Cyprus’ relationship with Russia has changed but hopefully not forever, Foreign Minister Ioannis Kasoulides told Bloomberg – adding that that the island has aligned itself fully with the West.
Kasoulides was asked about the significant changes in the region following Russia’s invasion of Ukraine and the heightened tensions between Greece and Turkey over the Aegean islands.
“We have aligned fully with the West because we belong to the West, we are members of the EU – therefore we belong to the West and we will never accept that we will be different to the rest of the partners,” the foreign minister said on Monday, adding “we want to be credible partners within the EU”.
He emphasised that Cyprus is very sensitive on issues of territorial integrity and sovereignty – both of which have been damaged in Ukraine.
“So our position could not be any other than that which aligns with our partners in the EU, the US and others – not only in condemning the Russian invasion but also participating in the sanctions that have been agreed and that’s what we are following,” Kasoulides explained.
He was further asked about the ongoing tensions between Greece and Turkey, saying that he is very concerned by Ankara’s bellicose narrative.
“The Turkish army is in our country, it’s present on the island, and we fear that in the case of any conflict in the Aegean Sea will affect us directly because we will be used as the weakest point of the whole story,” he said.
The foreign minister further criticised Ankara for not aligning itself with the West’s sanctions against Moscow.
“With Mr Erdogan and his threats, what we are saying is that they [Turkey] have not participated in the sanctions against Russia – on the contrary they are profiting from the non-participation and there is another issue: there have been some agreements in Sochi, these should be scrutinised and examined,” he said.
Kasoulides’ comments came soon after the US announced that it will lift the arms embargo on Cyprus, in place since 1987. That drew strong condemnation from Turkey, which warned of an arms race on the island.
Defence Minister Charalambos Petrides said last week the move is necessary for Cyprus as the National Guard is heavily dependent on Russian arms acquired in the 1990s.

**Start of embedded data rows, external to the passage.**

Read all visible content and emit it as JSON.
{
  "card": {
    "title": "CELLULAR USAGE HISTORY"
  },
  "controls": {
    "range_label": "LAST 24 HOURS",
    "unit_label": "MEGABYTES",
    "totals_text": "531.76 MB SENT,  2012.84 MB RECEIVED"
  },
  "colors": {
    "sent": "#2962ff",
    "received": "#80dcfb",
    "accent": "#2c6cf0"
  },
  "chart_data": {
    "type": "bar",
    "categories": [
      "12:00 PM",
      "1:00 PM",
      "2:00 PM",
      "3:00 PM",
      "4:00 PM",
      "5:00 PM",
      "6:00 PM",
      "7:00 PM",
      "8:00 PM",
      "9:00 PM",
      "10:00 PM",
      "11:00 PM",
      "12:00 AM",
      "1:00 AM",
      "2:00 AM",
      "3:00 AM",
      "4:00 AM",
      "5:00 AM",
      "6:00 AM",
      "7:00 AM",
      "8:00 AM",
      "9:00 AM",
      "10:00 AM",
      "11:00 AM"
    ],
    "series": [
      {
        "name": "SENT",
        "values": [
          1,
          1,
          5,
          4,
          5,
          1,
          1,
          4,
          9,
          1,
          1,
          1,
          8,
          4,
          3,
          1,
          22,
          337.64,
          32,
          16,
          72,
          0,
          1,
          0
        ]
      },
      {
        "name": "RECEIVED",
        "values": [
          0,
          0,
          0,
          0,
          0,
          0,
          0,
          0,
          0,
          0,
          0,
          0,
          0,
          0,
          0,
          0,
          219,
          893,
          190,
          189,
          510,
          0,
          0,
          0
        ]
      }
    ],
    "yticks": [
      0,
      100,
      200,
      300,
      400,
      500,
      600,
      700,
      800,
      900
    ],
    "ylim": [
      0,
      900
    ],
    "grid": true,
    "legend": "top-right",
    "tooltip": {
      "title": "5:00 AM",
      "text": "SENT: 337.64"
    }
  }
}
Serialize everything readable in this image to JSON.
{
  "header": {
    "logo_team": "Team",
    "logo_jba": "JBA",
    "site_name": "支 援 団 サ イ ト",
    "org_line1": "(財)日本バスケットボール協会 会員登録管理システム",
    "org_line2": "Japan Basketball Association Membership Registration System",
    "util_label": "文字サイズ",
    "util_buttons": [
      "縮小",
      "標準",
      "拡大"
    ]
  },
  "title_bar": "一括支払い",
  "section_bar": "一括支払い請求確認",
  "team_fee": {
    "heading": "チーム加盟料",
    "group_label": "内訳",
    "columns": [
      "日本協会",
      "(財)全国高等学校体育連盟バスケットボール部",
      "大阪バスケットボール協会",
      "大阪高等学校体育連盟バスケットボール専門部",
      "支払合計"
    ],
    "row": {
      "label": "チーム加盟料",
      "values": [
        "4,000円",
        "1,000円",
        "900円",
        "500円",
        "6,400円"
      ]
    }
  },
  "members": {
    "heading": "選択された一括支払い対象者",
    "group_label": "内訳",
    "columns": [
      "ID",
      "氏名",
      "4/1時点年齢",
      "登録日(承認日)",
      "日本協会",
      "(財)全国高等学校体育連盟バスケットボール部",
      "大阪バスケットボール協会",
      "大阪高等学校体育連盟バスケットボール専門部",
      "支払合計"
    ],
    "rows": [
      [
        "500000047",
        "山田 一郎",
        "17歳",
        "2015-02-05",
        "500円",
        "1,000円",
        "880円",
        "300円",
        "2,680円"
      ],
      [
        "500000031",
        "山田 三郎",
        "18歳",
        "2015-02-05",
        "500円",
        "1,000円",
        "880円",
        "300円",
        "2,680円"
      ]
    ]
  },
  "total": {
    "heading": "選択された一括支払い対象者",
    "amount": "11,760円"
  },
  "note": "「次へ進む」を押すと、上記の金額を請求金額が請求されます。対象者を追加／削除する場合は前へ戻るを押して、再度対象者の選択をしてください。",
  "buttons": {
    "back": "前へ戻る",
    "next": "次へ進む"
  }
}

Kasoulides also sought to emphasise that bolstering Cyprus’ defensive capabilities is not directed against anyone.